Data from Pharmawand - Curated by EPG Health - Date added 30 November 2018
The National Institute for Health and Care Excellence (NICE) has recommended the NHS use of Stivarga (regorafenib) from Bayer HealthCare, for patients in England and Wales with advanced liver cancer whose liver is well-functioning but unable to be surgically removed and who have already taken the life extending medicine sorafenib. The guidelines also stipulate that to qualify, patients must have an Eastern Cooperative Oncology Group (ECOG) performance status of 0 or 1, meaning they are fully active and able to carry on all pre-disease behaviour without restriction or they are restricted in physically strenuous activity but able to carry out work of a light or sedentary nature. NICE estimates that several hundred patients each year will benefit from the drug. This is a reversal of an earlier decision when NICE rejected Stivarga in this setting for being too costly. NICE's new assessment includes analyses with a new commercial arrangement which makes regorafenib available to the NHS at a discount, hence Stivarga now meets NICE's criteria as a being a cost effective and life-extending end of life treatment.

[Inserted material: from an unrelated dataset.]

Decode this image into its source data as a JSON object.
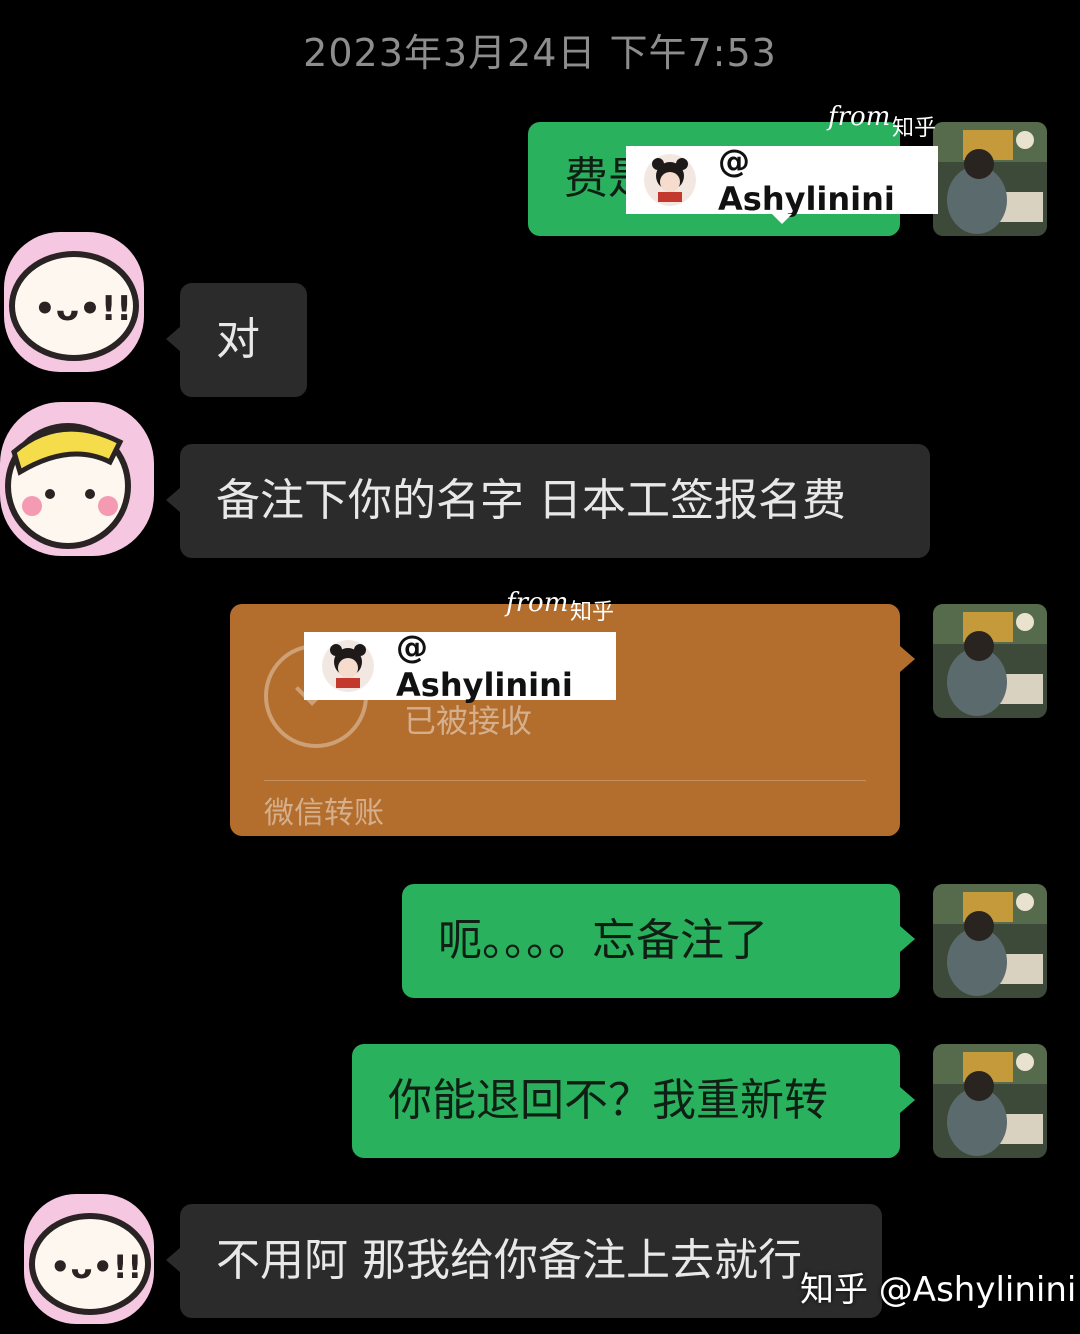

Comment: Stivarga is oral multi-kinase inhibitor that potently blocks multiple protein kinases involved in tumour angiogenesis. In one clinical trial underpinning its approval in patients with unresectable HCC whose disease had progressed during treatment with Nexavar (sorafenib), the drug significantly improved overall survival (OS) compared to placebo, with a 2.8-month difference in median OS (10.6 months versus 7.8 months), respectively. Also, Stivarga was linked with an overall 37 percent reduction in the risk of death.